That’s where we come in. We are working with the ministry to educate Fijians about what they can do to avoid NCDs: physical activity, healthy food choices, go to the doctor early instead of ignoring symptoms. We are working to build their capacity so that they have the knowledge to live healthy lives, and to teach their children about living healthy, long after we leave Fiji.
Will and I are in a unique situation with an open field of development opportunities because we’re in a remote region that hasn’t had Peace Corps volunteers since the 70s, and those were education volunteers. We’re at the subdivisional level, which operates a hospital, a health center, a health inspector’s office, a dentist’s office, a maternal child health clinic, and multiple nursing stations throughout six islands. We have the opportunity to educate Fijians about:
Sexually transmitted infections (STIs)
Sanitation and hygiene
So far we’ve given health talks to villagers and trained health workers about practices for women’s self-care and diabetes and hypertension prevention. Our subdivision is in the process of developing its business plan for the upcoming year, so things are a bit slow now. This gives us an opportunity to get to know our community and establish a relationship with the villagers, so they feel comfortable with us and trust us as we move forward together during these next two years.
RPCVs Sean and McKinze Cook (Georgia 2010-2012) always wanted to start their own business, but had no idea what it would be — until they were noshing on some of their host community’s cuisine. “One day near the end of our service, while brainstorming what life after Peace Corps could look like, our host mother called us in for an afternoon snack of khachapuri.
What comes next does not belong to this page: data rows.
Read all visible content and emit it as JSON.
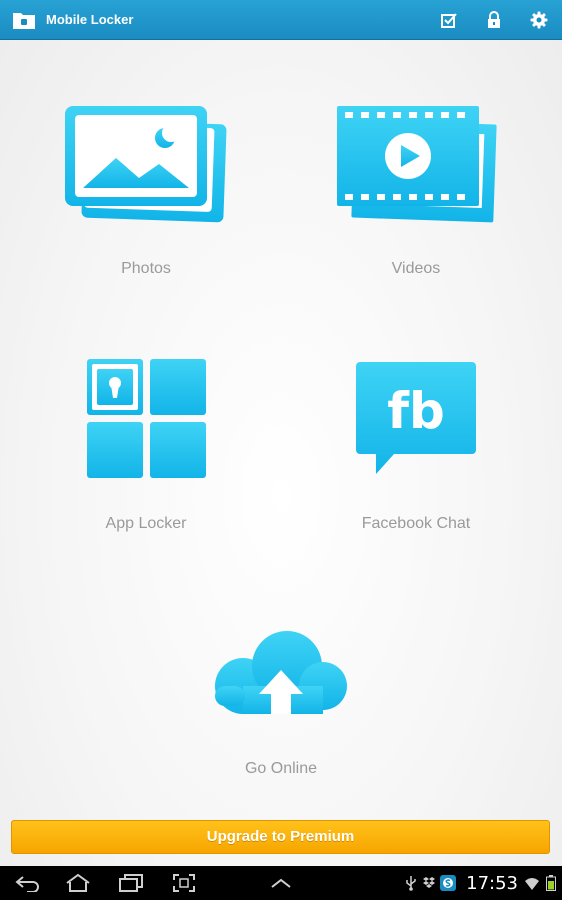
{
  "appbar": {
    "title": "Mobile Locker",
    "icons": [
      "folder-lock-icon",
      "check-icon",
      "lock-icon",
      "gear-icon"
    ]
  },
  "tiles": [
    {
      "id": "photos",
      "label": "Photos",
      "icon": "photos-icon"
    },
    {
      "id": "videos",
      "label": "Videos",
      "icon": "videos-icon"
    },
    {
      "id": "applocker",
      "label": "App Locker",
      "icon": "app-locker-icon"
    },
    {
      "id": "fbchat",
      "label": "Facebook Chat",
      "icon": "facebook-chat-icon"
    },
    {
      "id": "online",
      "label": "Go Online",
      "icon": "cloud-upload-icon"
    }
  ],
  "upgrade": {
    "label": "Upgrade to Premium"
  },
  "system_bar": {
    "nav_icons": [
      "back-icon",
      "home-icon",
      "recent-apps-icon",
      "screenshot-icon",
      "menu-up-icon"
    ],
    "status_icons": [
      "usb-icon",
      "dropbox-icon",
      "skype-icon",
      "wifi-icon",
      "battery-icon"
    ],
    "time": "17:53"
  },
  "colors": {
    "appbar": "#1a8cc2",
    "accent_cyan": "#16c0ee",
    "upgrade": "#f7a500",
    "label_gray": "#9a9a9a"
  }
}
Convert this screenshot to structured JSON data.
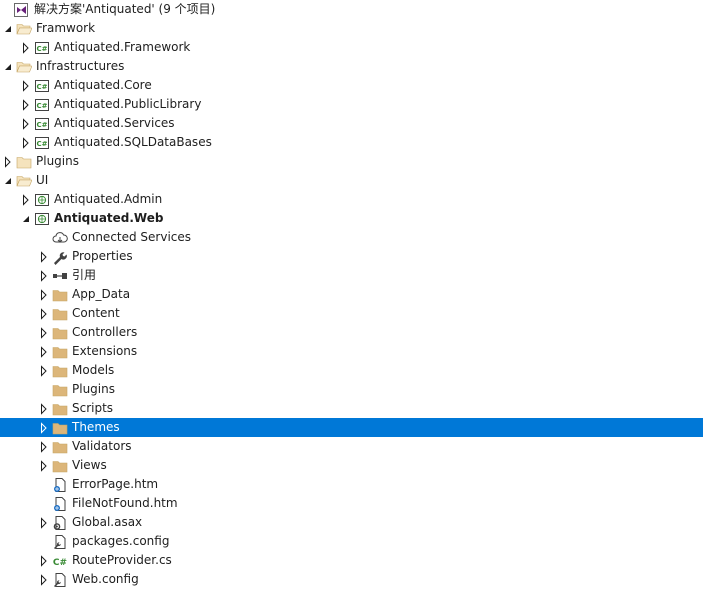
{
  "solution_explorer": {
    "colors": {
      "selected_bg": "#0078d7",
      "folder": "#dcb67a",
      "cs_green": "#388a34",
      "vs_purple": "#68217a"
    },
    "items": [
      {
        "label": "解决方案'Antiquated' (9 个项目)",
        "icon": "solution-icon",
        "level": 0,
        "expander": "none"
      },
      {
        "label": "Framwork",
        "icon": "solution-folder-open-icon",
        "level": 0,
        "expander": "expanded"
      },
      {
        "label": "Antiquated.Framework",
        "icon": "csharp-project-icon",
        "level": 1,
        "expander": "collapsed"
      },
      {
        "label": "Infrastructures",
        "icon": "solution-folder-open-icon",
        "level": 0,
        "expander": "expanded"
      },
      {
        "label": "Antiquated.Core",
        "icon": "csharp-project-icon",
        "level": 1,
        "expander": "collapsed"
      },
      {
        "label": "Antiquated.PublicLibrary",
        "icon": "csharp-project-icon",
        "level": 1,
        "expander": "collapsed"
      },
      {
        "label": "Antiquated.Services",
        "icon": "csharp-project-icon",
        "level": 1,
        "expander": "collapsed"
      },
      {
        "label": "Antiquated.SQLDataBases",
        "icon": "csharp-project-icon",
        "level": 1,
        "expander": "collapsed"
      },
      {
        "label": "Plugins",
        "icon": "solution-folder-icon",
        "level": 0,
        "expander": "collapsed"
      },
      {
        "label": "UI",
        "icon": "solution-folder-open-icon",
        "level": 0,
        "expander": "expanded"
      },
      {
        "label": "Antiquated.Admin",
        "icon": "web-project-icon",
        "level": 1,
        "expander": "collapsed"
      },
      {
        "label": "Antiquated.Web",
        "icon": "web-project-icon",
        "level": 1,
        "expander": "expanded",
        "bold": true
      },
      {
        "label": "Connected Services",
        "icon": "connected-services-icon",
        "level": 2,
        "expander": "none"
      },
      {
        "label": "Properties",
        "icon": "wrench-icon",
        "level": 2,
        "expander": "collapsed"
      },
      {
        "label": "引用",
        "icon": "references-icon",
        "level": 2,
        "expander": "collapsed"
      },
      {
        "label": "App_Data",
        "icon": "folder-icon",
        "level": 2,
        "expander": "collapsed"
      },
      {
        "label": "Content",
        "icon": "folder-icon",
        "level": 2,
        "expander": "collapsed"
      },
      {
        "label": "Controllers",
        "icon": "folder-icon",
        "level": 2,
        "expander": "collapsed"
      },
      {
        "label": "Extensions",
        "icon": "folder-icon",
        "level": 2,
        "expander": "collapsed"
      },
      {
        "label": "Models",
        "icon": "folder-icon",
        "level": 2,
        "expander": "collapsed"
      },
      {
        "label": "Plugins",
        "icon": "folder-icon",
        "level": 2,
        "expander": "none"
      },
      {
        "label": "Scripts",
        "icon": "folder-icon",
        "level": 2,
        "expander": "collapsed"
      },
      {
        "label": "Themes",
        "icon": "folder-icon",
        "level": 2,
        "expander": "collapsed",
        "selected": true
      },
      {
        "label": "Validators",
        "icon": "folder-icon",
        "level": 2,
        "expander": "collapsed"
      },
      {
        "label": "Views",
        "icon": "folder-icon",
        "level": 2,
        "expander": "collapsed"
      },
      {
        "label": "ErrorPage.htm",
        "icon": "html-file-icon",
        "level": 2,
        "expander": "none"
      },
      {
        "label": "FileNotFound.htm",
        "icon": "html-file-icon",
        "level": 2,
        "expander": "none"
      },
      {
        "label": "Global.asax",
        "icon": "asax-file-icon",
        "level": 2,
        "expander": "collapsed"
      },
      {
        "label": "packages.config",
        "icon": "config-file-icon",
        "level": 2,
        "expander": "none"
      },
      {
        "label": "RouteProvider.cs",
        "icon": "csharp-file-icon",
        "level": 2,
        "expander": "collapsed"
      },
      {
        "label": "Web.config",
        "icon": "config-file-icon",
        "level": 2,
        "expander": "collapsed"
      }
    ]
  }
}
As she buttered and sliced the gooey, cheesy, delicious bread, we knew we had to find a way to introduce it to Americans.”
In early 2013 Sean and McKinze opened Kargi Gogo, a food cart in Portland, Ore., that serves authentic Georgian street food.
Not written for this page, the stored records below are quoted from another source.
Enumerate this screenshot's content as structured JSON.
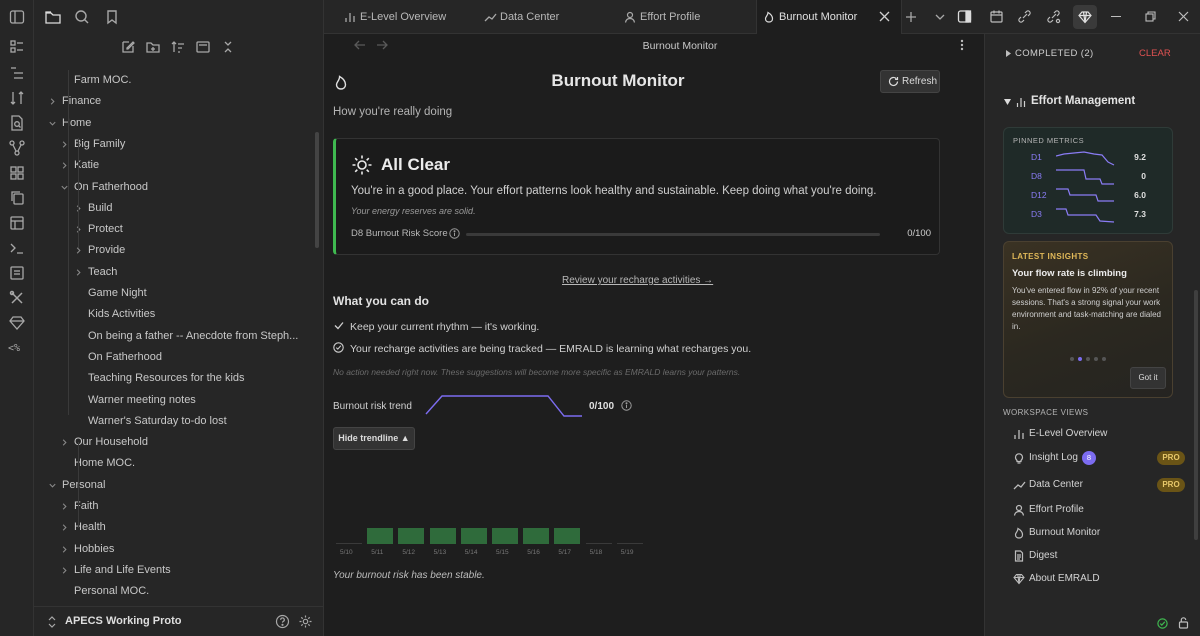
{
  "left_sidebar": {
    "tree": [
      {
        "label": "Farm MOC.",
        "depth": 2,
        "chevron": "none"
      },
      {
        "label": "Finance",
        "depth": 1,
        "chevron": "right"
      },
      {
        "label": "Home",
        "depth": 1,
        "chevron": "down"
      },
      {
        "label": "Big Family",
        "depth": 2,
        "chevron": "right"
      },
      {
        "label": "Katie",
        "depth": 2,
        "chevron": "right"
      },
      {
        "label": "On Fatherhood",
        "depth": 2,
        "chevron": "down"
      },
      {
        "label": "Build",
        "depth": 3,
        "chevron": "right"
      },
      {
        "label": "Protect",
        "depth": 3,
        "chevron": "right"
      },
      {
        "label": "Provide",
        "depth": 3,
        "chevron": "right"
      },
      {
        "label": "Teach",
        "depth": 3,
        "chevron": "right"
      },
      {
        "label": "Game Night",
        "depth": 3,
        "chevron": "none"
      },
      {
        "label": "Kids Activities",
        "depth": 3,
        "chevron": "none"
      },
      {
        "label": "On being a father -- Anecdote from Steph...",
        "depth": 3,
        "chevron": "none"
      },
      {
        "label": "On Fatherhood",
        "depth": 3,
        "chevron": "none"
      },
      {
        "label": "Teaching Resources for the kids",
        "depth": 3,
        "chevron": "none"
      },
      {
        "label": "Warner meeting notes",
        "depth": 3,
        "chevron": "none"
      },
      {
        "label": "Warner's Saturday to-do lost",
        "depth": 3,
        "chevron": "none"
      },
      {
        "label": "Our Household",
        "depth": 2,
        "chevron": "right"
      },
      {
        "label": "Home MOC.",
        "depth": 2,
        "chevron": "none"
      },
      {
        "label": "Personal",
        "depth": 1,
        "chevron": "down"
      },
      {
        "label": "Faith",
        "depth": 2,
        "chevron": "right"
      },
      {
        "label": "Health",
        "depth": 2,
        "chevron": "right"
      },
      {
        "label": "Hobbies",
        "depth": 2,
        "chevron": "right"
      },
      {
        "label": "Life and Life Events",
        "depth": 2,
        "chevron": "right"
      },
      {
        "label": "Personal MOC.",
        "depth": 2,
        "chevron": "none"
      }
    ],
    "vault_name": "APECS Working Proto"
  },
  "tabs": [
    {
      "label": "E-Level Overview",
      "icon": "bar-chart-icon"
    },
    {
      "label": "Data Center",
      "icon": "trend-icon"
    },
    {
      "label": "Effort Profile",
      "icon": "user-icon"
    },
    {
      "label": "Burnout Monitor",
      "icon": "flame-icon",
      "active": true
    }
  ],
  "main": {
    "header_title": "Burnout Monitor",
    "title": "Burnout Monitor",
    "refresh_label": "Refresh",
    "subtitle": "How you're really doing",
    "status": {
      "title": "All Clear",
      "message": "You're in a good place. Your effort patterns look healthy and sustainable. Keep doing what you're doing.",
      "note": "Your energy reserves are solid.",
      "score_label": "D8 Burnout Risk Score",
      "score_value": "0/100",
      "score_fraction": 0,
      "accent": "#3fb950"
    },
    "review_link": "Review your recharge activities →",
    "actions_heading": "What you can do",
    "actions": [
      "Keep your current rhythm — it's working.",
      "Your recharge activities are being tracked — EMRALD is learning what recharges you."
    ],
    "footnote": "No action needed right now. These suggestions will become more specific as EMRALD learns your patterns.",
    "trend_label": "Burnout risk trend",
    "trend_value": "0/100",
    "hide_trend_label": "Hide trendline ▲",
    "stable_note": "Your burnout risk has been stable."
  },
  "chart_data": {
    "type": "bar",
    "categories": [
      "5/10",
      "5/11",
      "5/12",
      "5/13",
      "5/14",
      "5/15",
      "5/16",
      "5/17",
      "5/18",
      "5/19"
    ],
    "has_data": [
      false,
      true,
      true,
      true,
      true,
      true,
      true,
      true,
      false,
      false
    ]
  },
  "right_sidebar": {
    "completed_label": "COMPLETED (2)",
    "clear_label": "CLEAR",
    "section_title": "Effort Management",
    "pinned_heading": "PINNED METRICS",
    "pinned_metrics": [
      {
        "name": "D1",
        "value": "9.2"
      },
      {
        "name": "D8",
        "value": "0"
      },
      {
        "name": "D12",
        "value": "6.0"
      },
      {
        "name": "D3",
        "value": "7.3"
      }
    ],
    "insights_heading": "LATEST INSIGHTS",
    "insight_title": "Your flow rate is climbing",
    "insight_text": "You've entered flow in 92% of your recent sessions. That's a strong signal your work environment and task-matching are dialed in.",
    "got_it_label": "Got it",
    "workspace_heading": "WORKSPACE VIEWS",
    "views": [
      {
        "label": "E-Level Overview",
        "icon": "bar-chart-icon"
      },
      {
        "label": "Insight Log",
        "icon": "bulb-icon",
        "badge": "8",
        "pro": "PRO"
      },
      {
        "label": "Data Center",
        "icon": "trend-icon",
        "pro": "PRO"
      },
      {
        "label": "Effort Profile",
        "icon": "user-icon"
      },
      {
        "label": "Burnout Monitor",
        "icon": "flame-icon"
      },
      {
        "label": "Digest",
        "icon": "document-icon"
      },
      {
        "label": "About EMRALD",
        "icon": "gem-icon"
      }
    ]
  },
  "colors": {
    "accent_green": "#3fb950",
    "accent_purple": "#7c6cf0",
    "pro_gold": "#e7c86a",
    "clear_red": "#e05252"
  }
}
I’d like to say that I am usually a more inventive cook, pero me da pena cocinar in my family’s kitchen as I feel I’m in the way half of the time, so I try to keep my meals under 20 minutes.
Above you see peanut noodles. Cooked some pasta — AL DENTE (Fun Food Fact: Dominicans cook pasta for a good 30-45 minutes until its disgustingly mushy). Steamed veggies on top of pasta pot using a colander. Tossed everything together with some peanut butter, teriyaki sauce, and some hot sauce. For something so simple this is delicious.
Easiest meal yet. I took some of the white rice my family makes daily and stir fried it with some soy sauce, broccoli, and egg. (Another Fun Food Fact: Most Dominican families will make the same lunch daily which they refer to as la badera — this consists of rice, beans, and some type of protein, usually chicken)
Probably the healthiest meal I have made and everything came from the colmado for under 130 pesos which equals to about $3 USD. (Fun Food Fact: Most families I have spoken to shop solely in local colmados and not in the bigger supermarkets that exist in Jarabacoa. Colamados are probably best compared to bodegas. They carry all of the staples like rice, beans, salami, junk food, and lots of alcohol. Some will have veggies available.) I mixed a can of tuna, tomato, avocado, cucumber, and carrot with some lime juice, salt, and pepper.